GREENSBORO—What are you writing about?
It might seem like an obvious question, but writers would benefit from asking themselves this question more often.
Once writers are sure of their goals, they can begin making decisions on craft, point of view, structure, voice, and more. This builds a more confident writer, and what writer couldn't use a little more confidence?
The North Carolina Writers' Network 2019 Spring Conference happens Saturday, April 27, at the University of North Carolina at Greensboro.
Registration is now open.
Susan Harlan will lead the Master Class in Creative Nonfiction, "Writing Personal Essays and Memoir."
What are personal essays and memoir, and why do we write them? This workshop invites participants to reflect on what they hope to achieve with their writing and how to accomplish their goals. Whether they’re writing a memoir, travel essays, object essays, or portraits of people or places, Susan Harlan's goal is to help attendees build confidence in their own voice. She will ask: What is their writing about, and how can they communicate this to their readers? The class will talk about what Vivian Gornick calls “the situation and the story” and discuss structure and organization (especially beginnings and endings), concrete detail (and omission!), pacing, dialogue, vivid images, and point of view. Registrants will think about how everyday writing exercises can serve as starting points for longer projects. And they'll look at nonﬁction works published online and in print.
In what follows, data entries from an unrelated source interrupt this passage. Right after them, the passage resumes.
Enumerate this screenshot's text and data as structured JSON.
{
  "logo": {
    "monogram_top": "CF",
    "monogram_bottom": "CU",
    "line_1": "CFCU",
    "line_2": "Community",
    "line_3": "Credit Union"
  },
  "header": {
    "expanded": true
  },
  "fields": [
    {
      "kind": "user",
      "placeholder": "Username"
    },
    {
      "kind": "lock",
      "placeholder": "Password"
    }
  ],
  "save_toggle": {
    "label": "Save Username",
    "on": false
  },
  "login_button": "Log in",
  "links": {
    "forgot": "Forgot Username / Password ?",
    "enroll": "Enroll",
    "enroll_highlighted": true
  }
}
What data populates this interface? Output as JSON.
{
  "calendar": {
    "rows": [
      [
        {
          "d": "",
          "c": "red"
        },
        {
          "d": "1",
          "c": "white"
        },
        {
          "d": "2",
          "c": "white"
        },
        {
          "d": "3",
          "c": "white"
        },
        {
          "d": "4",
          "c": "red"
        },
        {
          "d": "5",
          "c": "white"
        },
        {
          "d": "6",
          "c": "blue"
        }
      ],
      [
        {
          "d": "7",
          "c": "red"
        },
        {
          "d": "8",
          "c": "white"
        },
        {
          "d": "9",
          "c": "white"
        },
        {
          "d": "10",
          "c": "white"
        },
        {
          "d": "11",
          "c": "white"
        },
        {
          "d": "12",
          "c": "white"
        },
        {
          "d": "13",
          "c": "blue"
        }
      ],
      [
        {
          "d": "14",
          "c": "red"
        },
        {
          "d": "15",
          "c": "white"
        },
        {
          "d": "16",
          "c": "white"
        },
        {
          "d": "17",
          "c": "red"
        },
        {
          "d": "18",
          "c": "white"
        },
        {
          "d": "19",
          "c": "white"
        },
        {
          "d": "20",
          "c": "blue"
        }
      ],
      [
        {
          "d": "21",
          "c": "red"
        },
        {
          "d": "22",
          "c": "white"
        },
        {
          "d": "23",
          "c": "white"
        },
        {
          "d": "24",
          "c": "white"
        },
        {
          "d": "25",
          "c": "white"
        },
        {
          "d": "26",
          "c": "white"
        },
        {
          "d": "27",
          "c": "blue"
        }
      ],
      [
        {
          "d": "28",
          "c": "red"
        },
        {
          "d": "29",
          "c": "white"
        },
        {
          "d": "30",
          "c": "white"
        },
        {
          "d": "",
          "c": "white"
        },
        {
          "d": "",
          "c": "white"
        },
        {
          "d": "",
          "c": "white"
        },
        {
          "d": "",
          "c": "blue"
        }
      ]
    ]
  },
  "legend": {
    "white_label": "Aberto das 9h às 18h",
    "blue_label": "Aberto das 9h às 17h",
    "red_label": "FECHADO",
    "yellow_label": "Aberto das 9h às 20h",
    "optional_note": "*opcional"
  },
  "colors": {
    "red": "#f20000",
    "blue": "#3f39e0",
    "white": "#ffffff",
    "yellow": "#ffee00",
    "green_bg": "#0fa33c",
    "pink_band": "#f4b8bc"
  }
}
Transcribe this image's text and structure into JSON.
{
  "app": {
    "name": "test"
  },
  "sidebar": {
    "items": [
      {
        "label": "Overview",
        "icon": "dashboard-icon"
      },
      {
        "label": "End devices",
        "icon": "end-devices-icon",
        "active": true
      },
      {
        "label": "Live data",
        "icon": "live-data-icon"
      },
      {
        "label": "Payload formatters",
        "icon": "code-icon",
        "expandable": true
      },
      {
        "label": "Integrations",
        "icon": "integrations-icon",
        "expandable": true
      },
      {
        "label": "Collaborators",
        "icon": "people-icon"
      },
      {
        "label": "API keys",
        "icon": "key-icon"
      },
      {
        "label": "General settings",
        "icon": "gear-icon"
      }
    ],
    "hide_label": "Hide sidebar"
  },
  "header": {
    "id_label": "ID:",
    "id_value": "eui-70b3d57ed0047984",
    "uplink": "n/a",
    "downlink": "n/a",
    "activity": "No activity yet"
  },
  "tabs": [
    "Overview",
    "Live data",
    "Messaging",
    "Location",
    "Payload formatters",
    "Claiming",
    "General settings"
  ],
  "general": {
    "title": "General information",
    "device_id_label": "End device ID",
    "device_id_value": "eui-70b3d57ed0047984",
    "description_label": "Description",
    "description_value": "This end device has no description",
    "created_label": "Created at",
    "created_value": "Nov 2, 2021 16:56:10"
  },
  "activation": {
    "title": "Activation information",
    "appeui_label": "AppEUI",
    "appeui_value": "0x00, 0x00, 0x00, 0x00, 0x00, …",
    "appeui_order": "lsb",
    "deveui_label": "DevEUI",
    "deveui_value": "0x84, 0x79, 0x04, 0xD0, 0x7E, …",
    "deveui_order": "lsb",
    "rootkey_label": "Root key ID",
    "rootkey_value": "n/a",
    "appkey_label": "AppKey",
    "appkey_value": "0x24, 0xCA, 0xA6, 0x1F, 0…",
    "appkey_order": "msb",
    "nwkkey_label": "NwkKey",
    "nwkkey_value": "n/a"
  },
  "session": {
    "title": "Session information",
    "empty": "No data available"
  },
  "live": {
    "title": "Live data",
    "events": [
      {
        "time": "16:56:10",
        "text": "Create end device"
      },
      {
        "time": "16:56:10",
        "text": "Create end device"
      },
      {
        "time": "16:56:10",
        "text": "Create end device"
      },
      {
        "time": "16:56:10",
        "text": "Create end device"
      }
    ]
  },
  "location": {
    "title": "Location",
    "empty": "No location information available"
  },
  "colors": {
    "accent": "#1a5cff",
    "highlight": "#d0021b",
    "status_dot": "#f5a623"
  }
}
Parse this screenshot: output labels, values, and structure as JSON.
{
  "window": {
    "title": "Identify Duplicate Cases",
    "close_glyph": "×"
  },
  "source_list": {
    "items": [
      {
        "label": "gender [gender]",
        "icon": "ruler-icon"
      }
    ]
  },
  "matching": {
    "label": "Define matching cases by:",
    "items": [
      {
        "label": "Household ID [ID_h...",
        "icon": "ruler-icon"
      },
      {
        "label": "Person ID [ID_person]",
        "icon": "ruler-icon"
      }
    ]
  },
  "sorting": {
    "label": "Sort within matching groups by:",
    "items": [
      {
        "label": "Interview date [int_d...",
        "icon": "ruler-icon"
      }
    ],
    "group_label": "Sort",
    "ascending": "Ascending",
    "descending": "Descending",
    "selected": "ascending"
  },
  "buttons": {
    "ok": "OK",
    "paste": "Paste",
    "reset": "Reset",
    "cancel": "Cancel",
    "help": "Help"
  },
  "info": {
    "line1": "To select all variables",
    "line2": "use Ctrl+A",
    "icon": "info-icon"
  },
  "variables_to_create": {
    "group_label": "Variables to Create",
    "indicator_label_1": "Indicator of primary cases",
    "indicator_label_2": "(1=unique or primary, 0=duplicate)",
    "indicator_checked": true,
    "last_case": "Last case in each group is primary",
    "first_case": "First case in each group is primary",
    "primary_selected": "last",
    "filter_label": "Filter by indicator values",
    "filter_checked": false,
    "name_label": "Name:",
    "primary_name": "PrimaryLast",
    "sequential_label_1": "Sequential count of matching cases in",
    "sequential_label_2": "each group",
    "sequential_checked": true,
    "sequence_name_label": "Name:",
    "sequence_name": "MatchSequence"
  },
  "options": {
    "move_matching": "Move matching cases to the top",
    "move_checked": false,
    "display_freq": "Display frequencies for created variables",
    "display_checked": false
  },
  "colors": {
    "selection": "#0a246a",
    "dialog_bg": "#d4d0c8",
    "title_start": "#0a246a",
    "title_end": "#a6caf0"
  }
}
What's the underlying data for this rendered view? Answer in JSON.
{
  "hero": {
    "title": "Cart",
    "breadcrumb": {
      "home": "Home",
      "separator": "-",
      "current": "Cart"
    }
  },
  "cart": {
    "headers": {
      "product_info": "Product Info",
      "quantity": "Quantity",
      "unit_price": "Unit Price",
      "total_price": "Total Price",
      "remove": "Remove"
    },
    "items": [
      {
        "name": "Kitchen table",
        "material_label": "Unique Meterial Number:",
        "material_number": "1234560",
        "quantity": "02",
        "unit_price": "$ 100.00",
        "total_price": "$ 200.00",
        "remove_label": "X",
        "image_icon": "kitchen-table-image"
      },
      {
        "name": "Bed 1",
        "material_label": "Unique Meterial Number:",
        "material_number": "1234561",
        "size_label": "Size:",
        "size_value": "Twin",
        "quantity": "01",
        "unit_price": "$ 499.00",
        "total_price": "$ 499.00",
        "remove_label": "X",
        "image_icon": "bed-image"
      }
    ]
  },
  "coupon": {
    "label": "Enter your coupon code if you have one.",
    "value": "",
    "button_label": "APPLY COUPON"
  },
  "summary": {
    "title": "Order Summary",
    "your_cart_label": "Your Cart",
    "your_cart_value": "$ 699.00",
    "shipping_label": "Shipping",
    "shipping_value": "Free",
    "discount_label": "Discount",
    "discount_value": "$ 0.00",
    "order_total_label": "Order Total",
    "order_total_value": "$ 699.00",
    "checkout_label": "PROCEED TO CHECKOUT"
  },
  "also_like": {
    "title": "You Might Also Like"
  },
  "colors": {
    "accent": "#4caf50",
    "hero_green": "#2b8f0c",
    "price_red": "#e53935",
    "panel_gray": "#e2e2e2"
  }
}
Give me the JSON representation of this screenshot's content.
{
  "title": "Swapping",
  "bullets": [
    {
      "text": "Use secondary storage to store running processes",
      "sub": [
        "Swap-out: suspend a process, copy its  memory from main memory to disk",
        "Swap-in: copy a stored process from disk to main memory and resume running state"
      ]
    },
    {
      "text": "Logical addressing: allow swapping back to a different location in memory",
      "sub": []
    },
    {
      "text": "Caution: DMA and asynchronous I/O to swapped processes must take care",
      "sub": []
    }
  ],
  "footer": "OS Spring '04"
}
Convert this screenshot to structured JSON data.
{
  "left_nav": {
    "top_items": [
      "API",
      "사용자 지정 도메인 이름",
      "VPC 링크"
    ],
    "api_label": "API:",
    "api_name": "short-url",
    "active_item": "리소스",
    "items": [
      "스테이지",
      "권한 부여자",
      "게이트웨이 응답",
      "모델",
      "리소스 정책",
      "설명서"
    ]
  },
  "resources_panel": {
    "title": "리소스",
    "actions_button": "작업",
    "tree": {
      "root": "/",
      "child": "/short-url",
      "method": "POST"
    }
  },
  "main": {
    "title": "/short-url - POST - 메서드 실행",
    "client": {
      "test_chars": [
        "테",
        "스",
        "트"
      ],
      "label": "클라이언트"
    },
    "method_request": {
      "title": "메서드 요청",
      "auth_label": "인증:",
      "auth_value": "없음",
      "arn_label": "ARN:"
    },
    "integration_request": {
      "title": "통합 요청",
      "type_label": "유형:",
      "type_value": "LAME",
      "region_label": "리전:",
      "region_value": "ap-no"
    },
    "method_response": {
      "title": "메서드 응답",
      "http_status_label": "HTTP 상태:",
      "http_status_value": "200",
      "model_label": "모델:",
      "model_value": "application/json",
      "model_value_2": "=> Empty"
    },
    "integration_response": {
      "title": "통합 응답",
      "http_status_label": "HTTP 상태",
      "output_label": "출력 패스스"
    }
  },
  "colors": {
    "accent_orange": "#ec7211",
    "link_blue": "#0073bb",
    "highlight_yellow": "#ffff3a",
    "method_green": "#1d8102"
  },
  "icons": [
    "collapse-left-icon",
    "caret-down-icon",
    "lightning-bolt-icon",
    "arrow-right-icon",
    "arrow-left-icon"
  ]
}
For full details on applying to the Master Class in Creative Nonfiction, click here.
Harlan’s essays have appeared in venues including The Guardian US, The Paris Review Daily, Guernica, Roads & Kingdoms, The Common, The Brooklyn Quarterly, The Morning News, Curbed, Atlas Obscura, Public Books, and Nowhere, and her book Luggage was published in the Bloomsbury series Object Lessons in March 2018. She also writes satire for McSweeney's Internet Tendency, The Awl, The Billfold, Avidly, Queen Mob's Tea House, The Hairpin, The Belladonna, Janice, and The Establishment, and she was a finalist judge for the Royal Nonesuch Humor Writing Contest this year, with Michael Ian Black, Hank Herman, and Julie Schumacher. Her humor book Decorating a Room of One's Own: Conversations on Interior Design with Miss Havisham, Jane Eyre, Victor Frankenstein, Elizabeth Bennet, Ishmael, and Other Literary Notables, which began as a column for The Toast, was published by Abrams in October 2018. She teaches English literature at Wake Forest University.
Beginning writers interested in nonfiction, or those who want to sample a broader selection of classes, may register for additional offerings.
Eddie Huffman, author of a forthcoming biography of Doc Watson for the University of North Carolina Press, will lead the session "Real Characters: Capturing People in Nonfiction Prose."
People are messy and multilayered. This class will explore ways to cut through the clutter and hit the highlights that bring a subject to life in a memoir, essay, or profile.
"Stepping Back from Your Writing" with Joseph Mills, whose poetry collection This Miraculous Turning was awarded the North Carolina Roanoke-Chowan Award for Poetry for its exploration of race and family, invites participants to bring a draft in progress and plan to revise. In James Thurber’s “Many Moons,” a jeweler steps back from a creation and asks, “What is this thing I’ve made?” This is what wall writers need to do as we revise, but it can be difficult to get the necessary distance. In this workshop, participants will discuss ways to “defamiliarize themselves” with their writing so that they can see it more clearly, and they’ll consider several quick “down and dirty diagnostics” exercises that help a writer assess a piece of work in process.
Additional conference programming includes "Lunch with an Author" (only available to those who pre-register); faculty readings and open mics; and the annual Slush Pile Live! where poetry and prose will be read aloud in two rooms in front of panels of editors and publishers, who will raise their hands as soon as they hear something in the pieces that would make them stop reading if they came across the submission in a slush pile.
The nonprofit North Carolina Writers’ Network is the state’s oldest and largest literary arts services organization devoted to writers at all stages of development. For additional information, visit www.ncwriters.org.